Another thing to acknowledge about the life of the Spirit is that we come in different spiritual types. There’s always value in setting aside quiet time and getting away from all distractions to focus your thoughts on God and open yourself to the movement of the Spirit. But that’s easier for some than for others. Some, whose spiritual type is more extroverted, are more open to God’s spirit when they’re with others. They can notice God at work more clearly in conversation with others. Some people have a hard time sitting still, and their prayers are deeper when they’re walking or running. Some find techniques from other religious traditions help them focus on the Spirit of God, and incorporate yoga or tai chi in their spiritual life. Knowing yourself lets you allow for what works best for you as a way to notice what God is doing and to discern how God is moving in your life.

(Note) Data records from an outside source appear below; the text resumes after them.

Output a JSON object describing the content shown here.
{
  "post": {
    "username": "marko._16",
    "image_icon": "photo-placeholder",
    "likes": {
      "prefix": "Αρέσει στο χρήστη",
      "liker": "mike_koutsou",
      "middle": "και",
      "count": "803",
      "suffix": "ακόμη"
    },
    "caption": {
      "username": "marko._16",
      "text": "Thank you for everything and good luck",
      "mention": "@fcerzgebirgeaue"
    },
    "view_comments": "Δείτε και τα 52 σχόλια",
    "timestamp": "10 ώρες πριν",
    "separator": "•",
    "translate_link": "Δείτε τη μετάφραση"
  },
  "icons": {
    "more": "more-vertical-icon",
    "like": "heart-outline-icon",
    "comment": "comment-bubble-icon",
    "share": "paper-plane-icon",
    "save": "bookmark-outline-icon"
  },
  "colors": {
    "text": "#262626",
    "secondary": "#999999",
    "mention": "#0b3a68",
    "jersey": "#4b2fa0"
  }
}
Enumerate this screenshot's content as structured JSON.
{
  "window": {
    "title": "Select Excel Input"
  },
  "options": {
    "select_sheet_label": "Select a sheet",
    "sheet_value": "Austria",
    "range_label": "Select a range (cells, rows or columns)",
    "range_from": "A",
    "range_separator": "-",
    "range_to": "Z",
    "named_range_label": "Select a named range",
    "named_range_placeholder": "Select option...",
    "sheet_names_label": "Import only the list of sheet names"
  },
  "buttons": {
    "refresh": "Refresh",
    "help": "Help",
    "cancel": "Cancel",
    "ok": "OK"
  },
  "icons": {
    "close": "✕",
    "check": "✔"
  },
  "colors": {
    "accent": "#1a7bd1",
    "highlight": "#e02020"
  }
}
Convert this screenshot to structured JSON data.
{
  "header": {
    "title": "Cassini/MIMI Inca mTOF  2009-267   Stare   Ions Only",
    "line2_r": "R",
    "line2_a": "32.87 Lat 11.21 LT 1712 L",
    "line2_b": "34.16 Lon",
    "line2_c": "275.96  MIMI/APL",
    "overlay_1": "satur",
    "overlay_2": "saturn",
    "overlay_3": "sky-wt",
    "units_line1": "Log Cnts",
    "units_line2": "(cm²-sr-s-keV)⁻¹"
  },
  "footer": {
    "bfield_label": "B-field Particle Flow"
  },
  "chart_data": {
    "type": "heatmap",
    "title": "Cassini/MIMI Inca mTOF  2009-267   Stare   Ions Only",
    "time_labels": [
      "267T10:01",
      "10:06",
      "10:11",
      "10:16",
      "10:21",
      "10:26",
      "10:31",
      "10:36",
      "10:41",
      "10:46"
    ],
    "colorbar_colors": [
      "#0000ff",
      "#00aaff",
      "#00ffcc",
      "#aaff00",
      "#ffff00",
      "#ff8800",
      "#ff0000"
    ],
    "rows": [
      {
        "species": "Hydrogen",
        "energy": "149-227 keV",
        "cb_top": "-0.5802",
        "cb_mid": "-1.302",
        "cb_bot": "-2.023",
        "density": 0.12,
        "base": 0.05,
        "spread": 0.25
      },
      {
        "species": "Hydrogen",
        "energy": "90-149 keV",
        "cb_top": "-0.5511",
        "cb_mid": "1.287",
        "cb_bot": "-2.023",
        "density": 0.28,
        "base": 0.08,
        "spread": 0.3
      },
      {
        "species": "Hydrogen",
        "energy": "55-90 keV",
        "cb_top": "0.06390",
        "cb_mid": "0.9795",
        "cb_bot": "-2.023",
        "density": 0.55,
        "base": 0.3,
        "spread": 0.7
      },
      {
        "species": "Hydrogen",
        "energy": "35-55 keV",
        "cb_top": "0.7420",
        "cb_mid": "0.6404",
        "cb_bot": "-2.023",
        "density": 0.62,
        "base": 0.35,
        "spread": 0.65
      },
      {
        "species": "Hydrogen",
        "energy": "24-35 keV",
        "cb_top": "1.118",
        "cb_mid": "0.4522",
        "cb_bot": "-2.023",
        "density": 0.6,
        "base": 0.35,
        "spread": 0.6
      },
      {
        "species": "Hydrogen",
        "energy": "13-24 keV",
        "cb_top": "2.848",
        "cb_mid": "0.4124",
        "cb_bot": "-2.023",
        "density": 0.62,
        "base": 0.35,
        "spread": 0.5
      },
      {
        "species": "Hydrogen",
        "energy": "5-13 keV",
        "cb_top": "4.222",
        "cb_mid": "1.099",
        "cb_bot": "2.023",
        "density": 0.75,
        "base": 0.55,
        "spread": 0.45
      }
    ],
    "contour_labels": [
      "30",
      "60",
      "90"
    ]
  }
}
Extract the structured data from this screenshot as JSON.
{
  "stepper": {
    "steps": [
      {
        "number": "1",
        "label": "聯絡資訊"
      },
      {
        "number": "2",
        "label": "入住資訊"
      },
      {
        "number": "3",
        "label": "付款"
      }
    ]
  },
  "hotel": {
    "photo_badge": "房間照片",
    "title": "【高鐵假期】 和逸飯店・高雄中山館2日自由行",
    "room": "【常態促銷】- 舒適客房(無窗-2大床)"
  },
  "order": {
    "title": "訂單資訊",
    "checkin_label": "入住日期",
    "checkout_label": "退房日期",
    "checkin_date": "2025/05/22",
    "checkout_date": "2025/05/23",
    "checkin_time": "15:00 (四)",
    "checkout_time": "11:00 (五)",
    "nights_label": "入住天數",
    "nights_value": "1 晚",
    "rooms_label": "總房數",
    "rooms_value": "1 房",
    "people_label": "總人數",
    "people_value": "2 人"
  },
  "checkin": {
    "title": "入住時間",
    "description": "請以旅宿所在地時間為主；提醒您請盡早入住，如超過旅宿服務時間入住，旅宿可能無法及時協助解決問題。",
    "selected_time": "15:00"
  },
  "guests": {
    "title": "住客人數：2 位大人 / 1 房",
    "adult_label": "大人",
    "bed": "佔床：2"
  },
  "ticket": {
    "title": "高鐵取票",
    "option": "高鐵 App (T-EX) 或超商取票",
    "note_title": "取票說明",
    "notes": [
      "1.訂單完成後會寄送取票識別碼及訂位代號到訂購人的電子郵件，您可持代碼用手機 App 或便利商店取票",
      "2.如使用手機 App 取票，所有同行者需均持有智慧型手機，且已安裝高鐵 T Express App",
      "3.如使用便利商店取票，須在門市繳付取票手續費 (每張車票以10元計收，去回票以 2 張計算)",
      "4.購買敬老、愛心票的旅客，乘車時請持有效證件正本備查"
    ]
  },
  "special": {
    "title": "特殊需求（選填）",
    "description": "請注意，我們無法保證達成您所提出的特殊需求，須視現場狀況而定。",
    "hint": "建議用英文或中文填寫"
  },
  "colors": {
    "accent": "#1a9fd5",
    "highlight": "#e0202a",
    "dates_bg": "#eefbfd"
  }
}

Some worry that all this sounds self-absorbed. After all, didn’t Jesus come to serve others? Doesn’t he tell us that the way to find ourselves is to lose ourselves and to give freely of ourselves? Of course. The whole point of knowing yourself is so you can cooperate with what God’s Spirit is doing in you to shape you into a person who is more like Christ. Christ gave himself for the world, and as he shapes us, we become more and more for the world.
Isaiah describes what happens as we grow in the Spirit. He was addressing people who had become self-absorbed in their spirituality, for whom their prayers and their worship and their piety had become simply another means of self-fulfillment. Isaiah wrote:
Is this not the fast that I choose: to loose the
bonds of injustice, to undo the thongs of the yoke to let the oppressed go free, and to break every yoke.
Is it not to share your bread with the hungry, and bring the homeless poor into your house;
when you see the naked, to cover them,
and not to hide yourself from your own kin?
As we grow in the life of Christ, we become more like Christ, who gave himself for the world. Just as he sought out the poor and the downtrodden, we become more aware of the needs of others. We notice the poor in our midst. We lose our complacency toward injustice. It starts to matter that so many people in Africa are dying of AIDS, that our government is in cahoots with oppressive dictators, that the rich get richer while the poor get poorer.
And all that activity leads us back here to worship, and to prayer and to reflection so that we understand what we do and why we do it. We give thanks for what we have seen – the power of God working in places where it’s often overlooked. And as we give thanks, God’s Spirit searches the depths of our spirits and opens our eyes to see what else the redeeming power of Christ is up to and join with him, in our homes, our schools, our places of work, wherever we are, and receive what he has prepared for us, which is beyond anything we ever imagined.